Pope Francis has given a speech in Myanmar without specifically mentioning its Muslim Rohingya community.
The south-east Asian country has been accused of ethnic cleansing with 620,000 Rohingya fleeing to neighbouring Bangladesh since August.
Escapees told Save The Children there had been widespread rape, children burnt alive and dams being filled with bodies.
The pope said in his address on Tuesday (November 28): “The arduous process of peacebuilding and national reconciliation can only advance through a commitment to justice and respect for human rights.
“In the great work of national reconciliation and integration, Myanmar’s religious communities have a privileged role to play.

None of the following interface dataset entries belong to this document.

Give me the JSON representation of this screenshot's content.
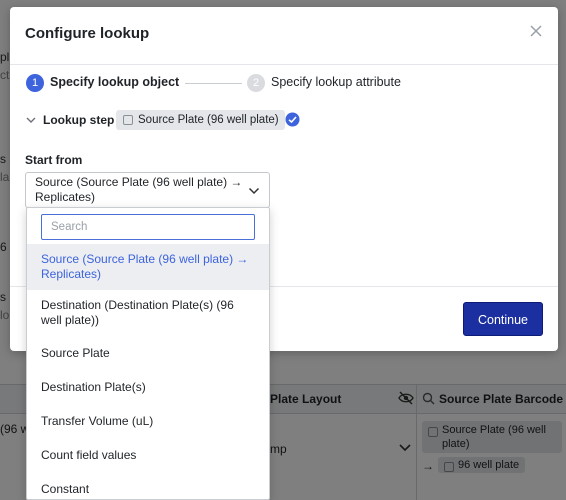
{
  "background": {
    "fragments": [
      "pl",
      "ct",
      "s a",
      "la",
      "6",
      "s",
      "lo",
      "(96 w",
      "mp"
    ],
    "table": {
      "col_plate_layout": "Plate Layout",
      "col_source_barcode": "Source Plate Barcode",
      "chip_source": "Source Plate (96 well plate)",
      "chip_arrow": "→",
      "chip_96": "96 well plate"
    }
  },
  "modal": {
    "title": "Configure lookup",
    "steps": [
      {
        "number": "1",
        "label": "Specify lookup object",
        "active": true
      },
      {
        "number": "2",
        "label": "Specify lookup attribute",
        "active": false
      }
    ],
    "lookup_step_label": "Lookup step",
    "lookup_object_chip": "Source Plate (96 well plate)",
    "start_from_label": "Start from",
    "start_from_value": "Source (Source Plate (96 well plate) → Replicates)",
    "continue_label": "Continue",
    "accent_color": "#3d63dd",
    "primary_button_color": "#1c2fa0"
  },
  "dropdown": {
    "search_placeholder": "Search",
    "options": [
      "Source (Source Plate (96 well plate) → Replicates)",
      "Destination (Destination Plate(s) (96 well plate))",
      "Source Plate",
      "Destination Plate(s)",
      "Transfer Volume (uL)",
      "Count field values",
      "Constant"
    ],
    "selected_index": 0
  }
}
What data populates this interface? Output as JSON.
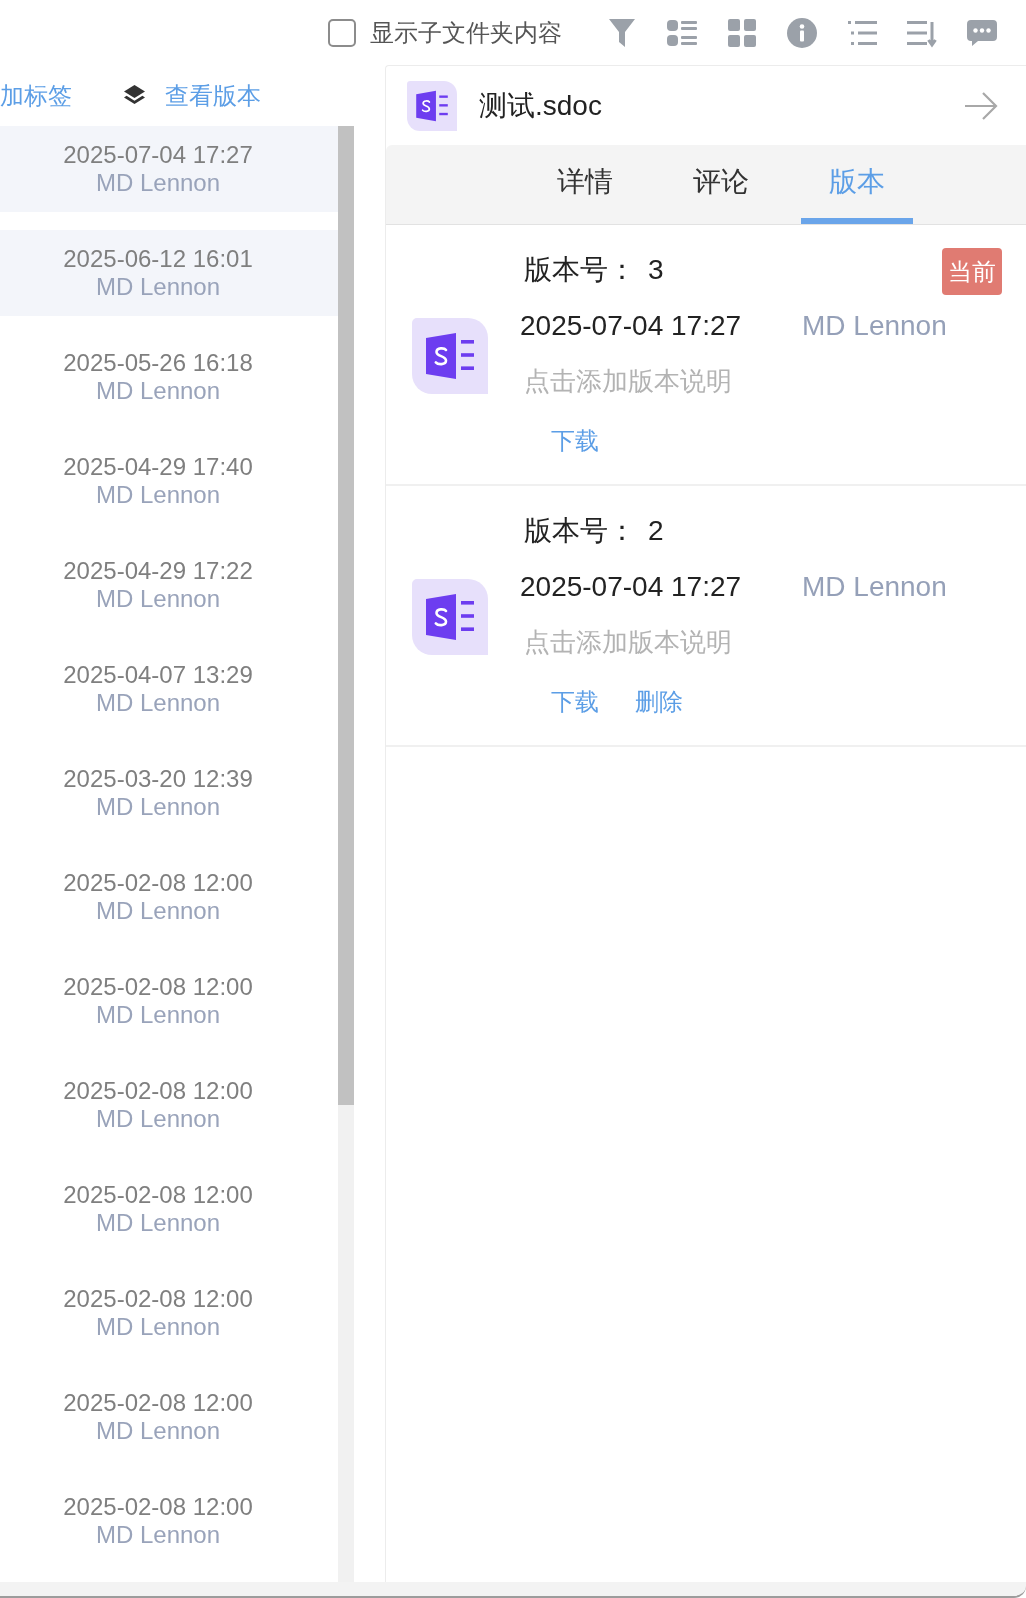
{
  "toolbar": {
    "subfolder_toggle": {
      "label": "显示子文件夹内容",
      "checked": false
    }
  },
  "left_panel": {
    "actions": [
      {
        "kind": "text",
        "label": "加标签"
      },
      {
        "kind": "icon",
        "label": "查看版本"
      }
    ],
    "items": [
      {
        "date": "2025-07-04 17:27",
        "user": "MD Lennon",
        "selected": true
      },
      {
        "date": "2025-06-12 16:01",
        "user": "MD Lennon",
        "selected": true
      },
      {
        "date": "2025-05-26 16:18",
        "user": "MD Lennon",
        "selected": false
      },
      {
        "date": "2025-04-29 17:40",
        "user": "MD Lennon",
        "selected": false
      },
      {
        "date": "2025-04-29 17:22",
        "user": "MD Lennon",
        "selected": false
      },
      {
        "date": "2025-04-07 13:29",
        "user": "MD Lennon",
        "selected": false
      },
      {
        "date": "2025-03-20 12:39",
        "user": "MD Lennon",
        "selected": false
      },
      {
        "date": "2025-02-08 12:00",
        "user": "MD Lennon",
        "selected": false
      },
      {
        "date": "2025-02-08 12:00",
        "user": "MD Lennon",
        "selected": false
      },
      {
        "date": "2025-02-08 12:00",
        "user": "MD Lennon",
        "selected": false
      },
      {
        "date": "2025-02-08 12:00",
        "user": "MD Lennon",
        "selected": false
      },
      {
        "date": "2025-02-08 12:00",
        "user": "MD Lennon",
        "selected": false
      },
      {
        "date": "2025-02-08 12:00",
        "user": "MD Lennon",
        "selected": false
      },
      {
        "date": "2025-02-08 12:00",
        "user": "MD Lennon",
        "selected": false
      }
    ]
  },
  "detail": {
    "file_name": "测试.sdoc",
    "tabs": [
      {
        "label": "详情",
        "selected": false
      },
      {
        "label": "评论",
        "selected": false
      },
      {
        "label": "版本",
        "selected": true
      }
    ],
    "versions": [
      {
        "label": "版本号：",
        "number": "3",
        "badge": "当前",
        "date": "2025-07-04 17:27",
        "user": "MD Lennon",
        "description_hint": "点击添加版本说明",
        "actions": [
          "下载"
        ]
      },
      {
        "label": "版本号：",
        "number": "2",
        "date": "2025-07-04 17:27",
        "user": "MD Lennon",
        "description_hint": "点击添加版本说明",
        "actions": [
          "下载",
          "删除"
        ]
      }
    ]
  }
}
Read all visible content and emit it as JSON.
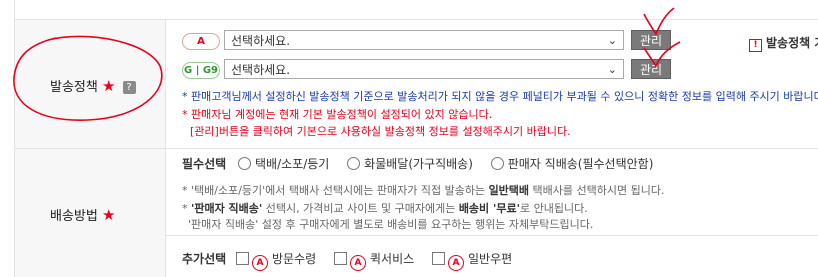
{
  "shipping_policy": {
    "label": "발송정책",
    "required_mark": "★",
    "help_badge": "?",
    "rows": [
      {
        "badge": "A",
        "select_value": "선택하세요.",
        "manage_label": "관리"
      },
      {
        "badge": "G | G9",
        "select_value": "선택하세요.",
        "manage_label": "관리"
      }
    ],
    "right_notice": "발송정책 가",
    "notice_icon": "!",
    "note1": "* 판매고객님께서 설정하신 발송정책 기준으로 발송처리가 되지 않을 경우 페널티가 부과될 수 있으니 정확한 정보를 입력해 주시기 바랍니다.",
    "note2": "* 판매자님 계정에는 현재 기본 발송정책이 설정되어 있지 않습니다.",
    "note3": "[관리]버튼을 클릭하여 기본으로 사용하실 발송정책 정보를 설정해주시기 바랍니다."
  },
  "delivery_method": {
    "label": "배송방법",
    "required_mark": "★",
    "required_title": "필수선택",
    "options": [
      "택배/소포/등기",
      "화물배달(가구직배송)",
      "판매자 직배송(필수선택안함)"
    ],
    "info1_prefix": "* '택배/소포/등기'에서 택배사 선택시에는 판매자가 직접 발송하는 ",
    "info1_bold": "일반택배",
    "info1_suffix": " 택배사를 선택하시면 됩니다.",
    "info2_prefix": "* ",
    "info2_bold1": "'판매자 직배송'",
    "info2_mid": " 선택시, 가격비교 사이트 및 구매자에게는 ",
    "info2_bold2": "배송비 '무료'",
    "info2_suffix": "로 안내됩니다.",
    "info3": "'판매자 직배송' 설정 후 구매자에게 별도로 배송비를 요구하는 행위는 자체부탁드립니다.",
    "additional_title": "추가선택",
    "additional_badge": "A",
    "additional_options": [
      "방문수령",
      "퀵서비스",
      "일반우편"
    ]
  }
}
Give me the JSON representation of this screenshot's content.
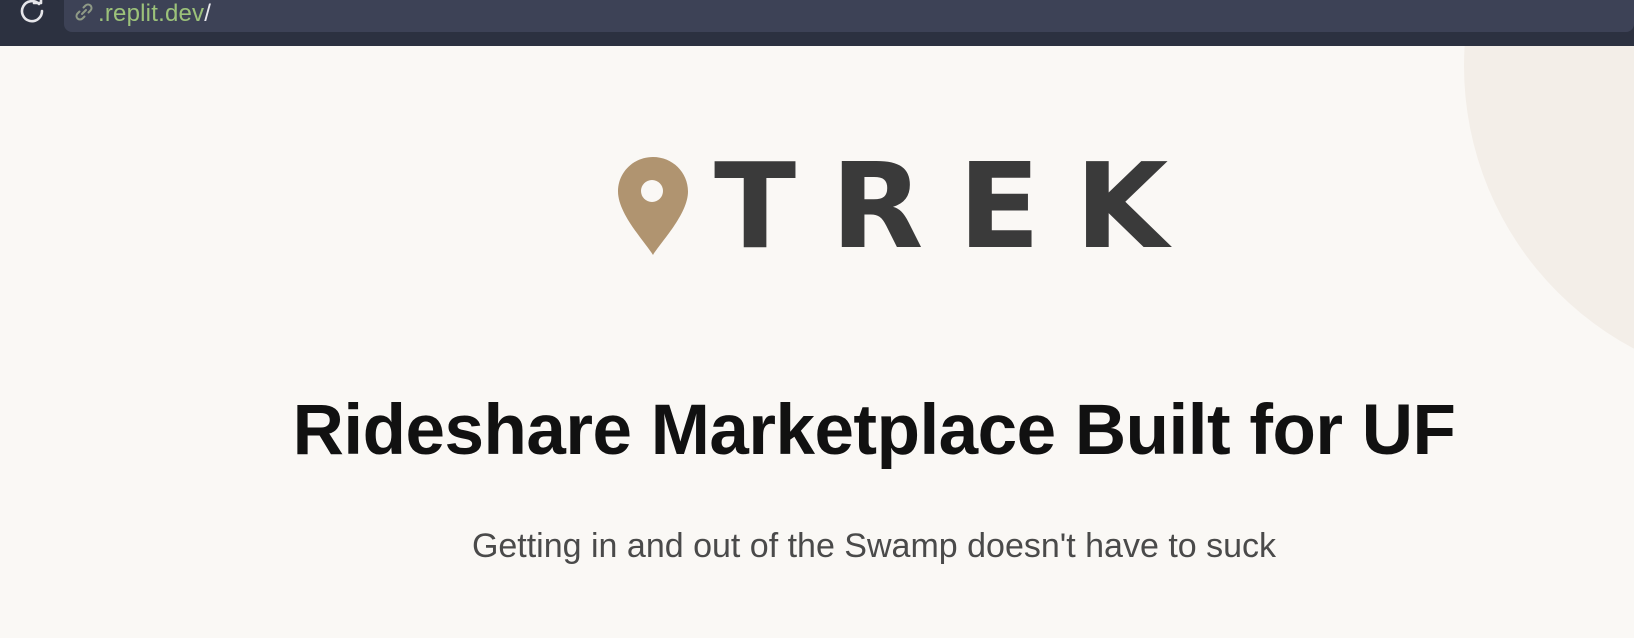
{
  "browser": {
    "url_domain": ".replit.dev",
    "url_path": "/",
    "reload_icon": "reload-icon",
    "link_icon": "link-icon"
  },
  "hero": {
    "logo_text": "TREK",
    "logo_icon": "map-pin-icon",
    "headline": "Rideshare Marketplace Built for UF",
    "subheadline": "Getting in and out of the Swamp doesn't have to suck"
  },
  "colors": {
    "browser_bar": "#2c3140",
    "url_field": "#3d4256",
    "url_text": "#9cc27a",
    "page_bg": "#faf8f5",
    "pin": "#b09470",
    "logo_text": "#3a3a3a",
    "headline": "#111111",
    "subheadline": "#4a4a4a"
  }
}
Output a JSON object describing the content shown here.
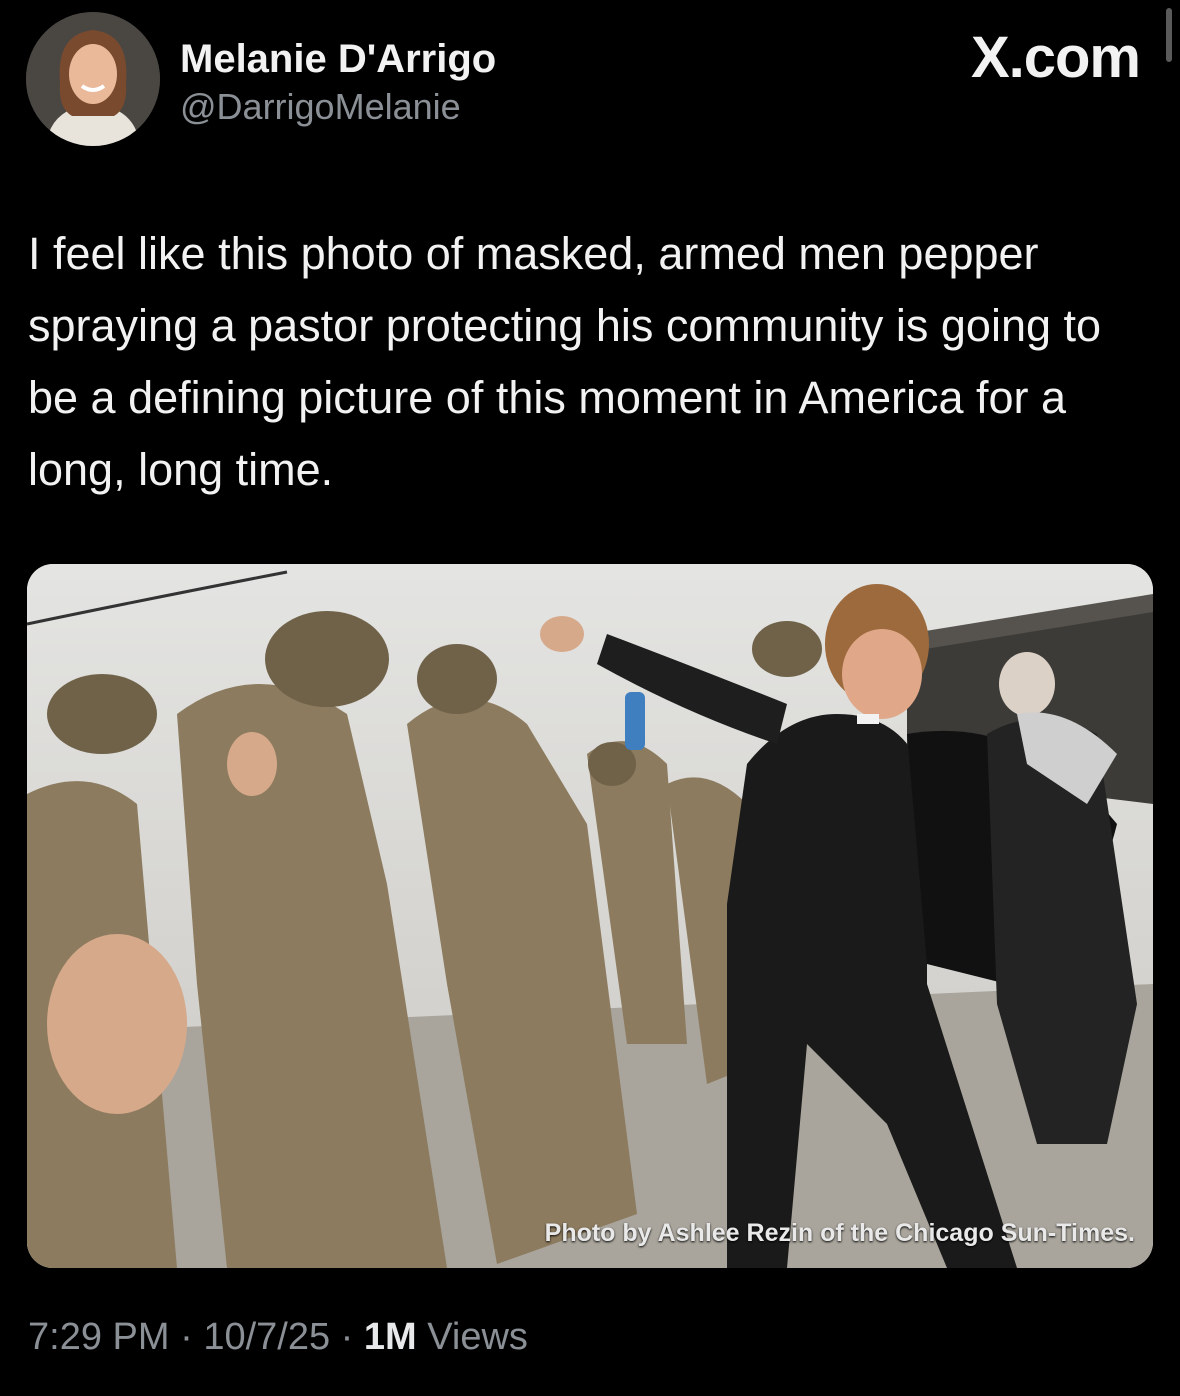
{
  "window": {
    "source_label": "X.com"
  },
  "author": {
    "display_name": "Melanie D'Arrigo",
    "handle": "@DarrigoMelanie"
  },
  "tweet": {
    "text": "I feel like this photo of masked, armed men pepper spraying a pastor protecting his community is going to be a defining picture of this moment in America for a long, long time.",
    "photo_credit": "Photo by Ashlee Rezin of the Chicago Sun-Times."
  },
  "meta": {
    "time": "7:29 PM",
    "separator": "·",
    "date": "10/7/25",
    "views_count": "1M",
    "views_label": "Views"
  },
  "colors": {
    "background": "#000000",
    "text_primary": "#e7e9ea",
    "text_secondary": "#8b9096"
  },
  "icons": {
    "brand": "x-logo-icon"
  }
}
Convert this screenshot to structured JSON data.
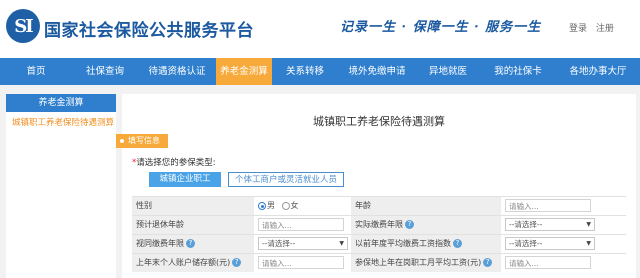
{
  "header": {
    "logo_text": "SI",
    "title": "国家社会保险公共服务平台",
    "slogan": "记录一生 · 保障一生 · 服务一生",
    "login": "登录",
    "register": "注册"
  },
  "nav": {
    "items": [
      "首页",
      "社保查询",
      "待遇资格认证",
      "养老金测算",
      "关系转移",
      "境外免缴申请",
      "异地就医",
      "我的社保卡",
      "各地办事大厅"
    ],
    "active_index": 3
  },
  "sidebar": {
    "heading": "养老金测算",
    "items": [
      "城镇职工养老保险待遇测算"
    ]
  },
  "main": {
    "title": "城镇职工养老保险待遇测算",
    "section_tag": "填写信息",
    "prompt_required": "*",
    "prompt": "请选择您的参保类型:",
    "type_buttons": [
      "城镇企业职工",
      "个体工商户或灵活就业人员"
    ],
    "form": {
      "gender_label": "性别",
      "gender_male": "男",
      "gender_female": "女",
      "age_label": "年龄",
      "age_placeholder": "请输入...",
      "retire_age_label": "预计退休年龄",
      "retire_age_placeholder": "请输入...",
      "actual_years_label": "实际缴费年限",
      "actual_years_value": "--请选择--",
      "deemed_years_label": "视同缴费年限",
      "deemed_years_value": "--请选择--",
      "avg_index_label": "以前年度平均缴费工资指数",
      "avg_index_value": "--请选择--",
      "balance_label": "上年末个人账户储存额(元)",
      "balance_placeholder": "请输入...",
      "avg_wage_label": "参保地上年在岗职工月平均工资(元)",
      "avg_wage_placeholder": "请输入..."
    }
  },
  "colors": {
    "brand_blue": "#1b5aa0",
    "nav_blue": "#2f7fce",
    "accent_orange": "#f7a93a",
    "button_blue": "#4aa3e6"
  }
}
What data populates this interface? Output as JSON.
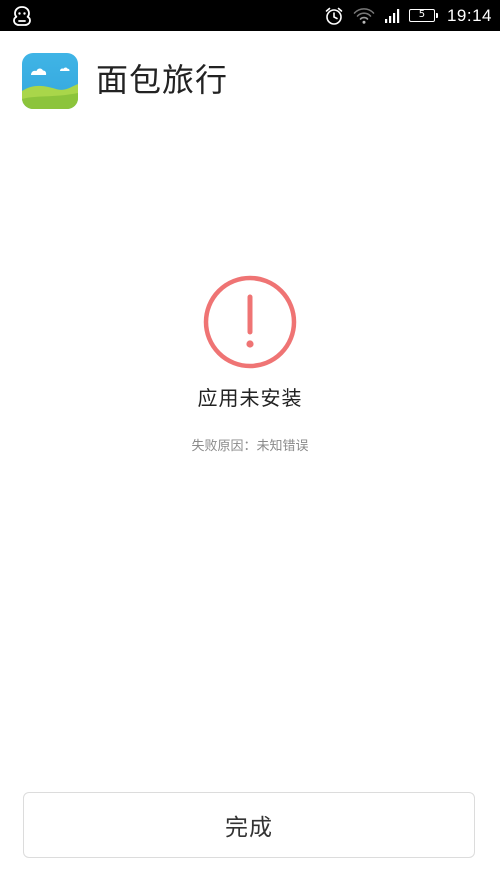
{
  "status_bar": {
    "time": "19:14",
    "battery_level": "5",
    "icons": [
      "notification-app-icon",
      "alarm-icon",
      "wifi-icon",
      "signal-icon",
      "battery-icon"
    ]
  },
  "app": {
    "name": "面包旅行",
    "icon": "breadtrip-app-icon"
  },
  "result": {
    "icon": "exclamation-circle-icon",
    "title": "应用未安装",
    "reason": "失败原因：未知错误",
    "accent_color": "#ef7474"
  },
  "actions": {
    "done_label": "完成"
  }
}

“Religious differences need not be a source of division and distrust, but rather a force for unity, forgiveness, tolerance and wise nation-building.
“The religions can play a significant role in repairing the emotional, spiritual and psychological wounds of those who have suffered in the years of conflict.”
His trip is so delicate that some papal advisors warned him against even saying the word "Rohingya", lest he set off a diplomatic incident that could turn the country's military and government against minority Christians.
Myanmar does not recognise the Rohingya as citizens nor as members of a distinct ethnic group with their own identity, and it rejects the term "Rohingya" and its use.
Its army released a report earlier this month denying all allegations of rape and killings of Rohingya Muslims by its security forces, days after replacing the general in charge of the operation.
Before his speech Pope Francis spoke with Myanmar's de facto leader Aung San Suu Kyi, who has been criticised for her perceived lack of action on the issue.